_YOUR GOAL_
Every record is to be printed exactly as it appears.
____ LISTED ENTRIES
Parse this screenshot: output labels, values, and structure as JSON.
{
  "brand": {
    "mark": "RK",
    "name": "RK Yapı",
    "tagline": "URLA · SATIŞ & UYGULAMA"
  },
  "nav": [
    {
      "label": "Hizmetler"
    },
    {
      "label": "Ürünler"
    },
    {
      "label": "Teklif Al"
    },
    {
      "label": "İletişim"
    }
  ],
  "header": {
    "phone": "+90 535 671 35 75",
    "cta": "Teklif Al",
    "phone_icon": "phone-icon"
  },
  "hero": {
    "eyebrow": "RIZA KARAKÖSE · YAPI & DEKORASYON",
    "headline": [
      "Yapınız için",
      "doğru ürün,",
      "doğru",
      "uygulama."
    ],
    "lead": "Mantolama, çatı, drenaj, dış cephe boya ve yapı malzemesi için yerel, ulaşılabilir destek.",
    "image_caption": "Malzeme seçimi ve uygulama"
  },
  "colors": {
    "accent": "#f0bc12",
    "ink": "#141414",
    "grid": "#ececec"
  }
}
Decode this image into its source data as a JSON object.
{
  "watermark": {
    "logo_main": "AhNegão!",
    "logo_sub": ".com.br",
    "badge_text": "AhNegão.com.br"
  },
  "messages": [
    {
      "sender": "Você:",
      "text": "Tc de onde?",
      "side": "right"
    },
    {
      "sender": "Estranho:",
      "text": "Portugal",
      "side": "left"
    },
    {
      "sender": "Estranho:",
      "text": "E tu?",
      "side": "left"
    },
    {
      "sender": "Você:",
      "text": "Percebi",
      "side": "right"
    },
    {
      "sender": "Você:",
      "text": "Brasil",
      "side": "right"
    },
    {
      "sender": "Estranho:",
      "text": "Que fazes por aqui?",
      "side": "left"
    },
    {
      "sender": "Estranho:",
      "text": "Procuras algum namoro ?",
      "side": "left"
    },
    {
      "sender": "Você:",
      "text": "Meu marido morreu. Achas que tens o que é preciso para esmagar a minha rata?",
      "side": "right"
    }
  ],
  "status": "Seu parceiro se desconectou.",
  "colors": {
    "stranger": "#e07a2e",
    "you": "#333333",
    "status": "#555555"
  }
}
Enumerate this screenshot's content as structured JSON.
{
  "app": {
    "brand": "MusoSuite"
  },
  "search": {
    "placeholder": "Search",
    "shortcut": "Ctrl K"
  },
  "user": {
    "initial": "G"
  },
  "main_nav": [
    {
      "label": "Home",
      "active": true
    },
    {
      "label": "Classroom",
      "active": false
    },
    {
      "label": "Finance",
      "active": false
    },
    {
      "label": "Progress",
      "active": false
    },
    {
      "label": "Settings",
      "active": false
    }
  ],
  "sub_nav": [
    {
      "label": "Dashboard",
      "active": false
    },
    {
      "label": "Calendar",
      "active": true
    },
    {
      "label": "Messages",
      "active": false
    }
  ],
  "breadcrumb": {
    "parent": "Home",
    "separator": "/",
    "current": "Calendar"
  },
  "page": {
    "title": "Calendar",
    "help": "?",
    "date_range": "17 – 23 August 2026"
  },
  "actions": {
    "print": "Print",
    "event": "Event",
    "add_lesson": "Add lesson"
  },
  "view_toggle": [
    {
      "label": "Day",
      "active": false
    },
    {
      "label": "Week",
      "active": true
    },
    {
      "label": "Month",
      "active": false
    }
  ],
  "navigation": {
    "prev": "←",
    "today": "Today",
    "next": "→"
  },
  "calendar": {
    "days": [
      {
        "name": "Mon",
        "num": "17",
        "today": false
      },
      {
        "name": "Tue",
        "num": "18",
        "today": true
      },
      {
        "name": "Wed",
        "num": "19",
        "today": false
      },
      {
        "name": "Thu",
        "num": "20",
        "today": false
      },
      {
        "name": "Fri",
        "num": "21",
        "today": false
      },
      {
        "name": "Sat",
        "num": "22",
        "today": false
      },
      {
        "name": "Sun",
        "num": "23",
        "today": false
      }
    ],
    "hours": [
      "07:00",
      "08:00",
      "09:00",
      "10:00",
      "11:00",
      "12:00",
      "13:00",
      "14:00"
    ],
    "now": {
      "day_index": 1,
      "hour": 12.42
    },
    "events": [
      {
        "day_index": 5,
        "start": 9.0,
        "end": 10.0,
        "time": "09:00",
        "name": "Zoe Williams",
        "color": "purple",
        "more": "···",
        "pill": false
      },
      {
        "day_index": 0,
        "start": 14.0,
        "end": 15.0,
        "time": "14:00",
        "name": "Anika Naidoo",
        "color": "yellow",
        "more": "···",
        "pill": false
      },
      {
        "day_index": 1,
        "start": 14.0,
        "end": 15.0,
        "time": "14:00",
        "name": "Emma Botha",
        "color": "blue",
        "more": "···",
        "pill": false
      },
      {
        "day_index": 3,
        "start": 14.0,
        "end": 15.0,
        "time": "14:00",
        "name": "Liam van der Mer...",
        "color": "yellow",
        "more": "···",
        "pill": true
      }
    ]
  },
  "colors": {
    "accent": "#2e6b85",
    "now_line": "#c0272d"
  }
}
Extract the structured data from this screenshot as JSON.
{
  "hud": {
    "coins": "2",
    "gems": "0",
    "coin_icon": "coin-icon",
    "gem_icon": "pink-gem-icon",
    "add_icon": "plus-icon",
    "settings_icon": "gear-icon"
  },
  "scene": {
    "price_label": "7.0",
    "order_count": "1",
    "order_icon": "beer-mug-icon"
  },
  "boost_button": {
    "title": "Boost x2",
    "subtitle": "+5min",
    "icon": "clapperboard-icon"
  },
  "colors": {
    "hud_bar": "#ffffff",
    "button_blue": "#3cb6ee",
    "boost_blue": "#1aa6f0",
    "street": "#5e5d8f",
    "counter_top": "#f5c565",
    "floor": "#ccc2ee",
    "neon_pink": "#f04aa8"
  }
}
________
_ANSWER FOR THIS EXERCISE_
Parse this screenshot: output labels, values, and structure as JSON.
{
  "brand": {
    "mark": "RK",
    "name": "RK Yapı",
    "tagline": "URLA · SATIŞ & UYGULAMA"
  },
  "nav": [
    {
      "label": "Hizmetler"
    },
    {
      "label": "Ürünler"
    },
    {
      "label": "Teklif Al"
    },
    {
      "label": "İletişim"
    }
  ],
  "header": {
    "phone": "+90 535 671 35 75",
    "cta": "Teklif Al",
    "phone_icon": "phone-icon"
  },
  "hero": {
    "eyebrow": "RIZA KARAKÖSE · YAPI & DEKORASYON",
    "headline": [
      "Yapınız için",
      "doğru ürün,",
      "doğru",
      "uygulama."
    ],
    "lead": "Mantolama, çatı, drenaj, dış cephe boya ve yapı malzemesi için yerel, ulaşılabilir destek.",
    "image_caption": "Malzeme seçimi ve uygulama"
  },
  "colors": {
    "accent": "#f0bc12",
    "ink": "#141414",
    "grid": "#ececec"
  }
}
Decode this image into its source data as a JSON object.
{
  "watermark": {
    "logo_main": "AhNegão!",
    "logo_sub": ".com.br",
    "badge_text": "AhNegão.com.br"
  },
  "messages": [
    {
      "sender": "Você:",
      "text": "Tc de onde?",
      "side": "right"
    },
    {
      "sender": "Estranho:",
      "text": "Portugal",
      "side": "left"
    },
    {
      "sender": "Estranho:",
      "text": "E tu?",
      "side": "left"
    },
    {
      "sender": "Você:",
      "text": "Percebi",
      "side": "right"
    },
    {
      "sender": "Você:",
      "text": "Brasil",
      "side": "right"
    },
    {
      "sender": "Estranho:",
      "text": "Que fazes por aqui?",
      "side": "left"
    },
    {
      "sender": "Estranho:",
      "text": "Procuras algum namoro ?",
      "side": "left"
    },
    {
      "sender": "Você:",
      "text": "Meu marido morreu. Achas que tens o que é preciso para esmagar a minha rata?",
      "side": "right"
    }
  ],
  "status": "Seu parceiro se desconectou.",
  "colors": {
    "stranger": "#e07a2e",
    "you": "#333333",
    "status": "#555555"
  }
}
Enumerate this screenshot's content as structured JSON.
{
  "app": {
    "brand": "MusoSuite"
  },
  "search": {
    "placeholder": "Search",
    "shortcut": "Ctrl K"
  },
  "user": {
    "initial": "G"
  },
  "main_nav": [
    {
      "label": "Home",
      "active": true
    },
    {
      "label": "Classroom",
      "active": false
    },
    {
      "label": "Finance",
      "active": false
    },
    {
      "label": "Progress",
      "active": false
    },
    {
      "label": "Settings",
      "active": false
    }
  ],
  "sub_nav": [
    {
      "label": "Dashboard",
      "active": false
    },
    {
      "label": "Calendar",
      "active": true
    },
    {
      "label": "Messages",
      "active": false
    }
  ],
  "breadcrumb": {
    "parent": "Home",
    "separator": "/",
    "current": "Calendar"
  },
  "page": {
    "title": "Calendar",
    "help": "?",
    "date_range": "17 – 23 August 2026"
  },
  "actions": {
    "print": "Print",
    "event": "Event",
    "add_lesson": "Add lesson"
  },
  "view_toggle": [
    {
      "label": "Day",
      "active": false
    },
    {
      "label": "Week",
      "active": true
    },
    {
      "label": "Month",
      "active": false
    }
  ],
  "navigation": {
    "prev": "←",
    "today": "Today",
    "next": "→"
  },
  "calendar": {
    "days": [
      {
        "name": "Mon",
        "num": "17",
        "today": false
      },
      {
        "name": "Tue",
        "num": "18",
        "today": true
      },
      {
        "name": "Wed",
        "num": "19",
        "today": false
      },
      {
        "name": "Thu",
        "num": "20",
        "today": false
      },
      {
        "name": "Fri",
        "num": "21",
        "today": false
      },
      {
        "name": "Sat",
        "num": "22",
        "today": false
      },
      {
        "name": "Sun",
        "num": "23",
        "today": false
      }
    ],
    "hours": [
      "07:00",
      "08:00",
      "09:00",
      "10:00",
      "11:00",
      "12:00",
      "13:00",
      "14:00"
    ],
    "now": {
      "day_index": 1,
      "hour": 12.42
    },
    "events": [
      {
        "day_index": 5,
        "start": 9.0,
        "end": 10.0,
        "time": "09:00",
        "name": "Zoe Williams",
        "color": "purple",
        "more": "···",
        "pill": false
      },
      {
        "day_index": 0,
        "start": 14.0,
        "end": 15.0,
        "time": "14:00",
        "name": "Anika Naidoo",
        "color": "yellow",
        "more": "···",
        "pill": false
      },
      {
        "day_index": 1,
        "start": 14.0,
        "end": 15.0,
        "time": "14:00",
        "name": "Emma Botha",
        "color": "blue",
        "more": "···",
        "pill": false
      },
      {
        "day_index": 3,
        "start": 14.0,
        "end": 15.0,
        "time": "14:00",
        "name": "Liam van der Mer...",
        "color": "yellow",
        "more": "···",
        "pill": true
      }
    ]
  },
  "colors": {
    "accent": "#2e6b85",
    "now_line": "#c0272d"
  }
}
Extract the structured data from this screenshot as JSON.
{
  "hud": {
    "coins": "2",
    "gems": "0",
    "coin_icon": "coin-icon",
    "gem_icon": "pink-gem-icon",
    "add_icon": "plus-icon",
    "settings_icon": "gear-icon"
  },
  "scene": {
    "price_label": "7.0",
    "order_count": "1",
    "order_icon": "beer-mug-icon"
  },
  "boost_button": {
    "title": "Boost x2",
    "subtitle": "+5min",
    "icon": "clapperboard-icon"
  },
  "colors": {
    "hud_bar": "#ffffff",
    "button_blue": "#3cb6ee",
    "boost_blue": "#1aa6f0",
    "street": "#5e5d8f",
    "counter_top": "#f5c565",
    "floor": "#ccc2ee",
    "neon_pink": "#f04aa8"
  }
}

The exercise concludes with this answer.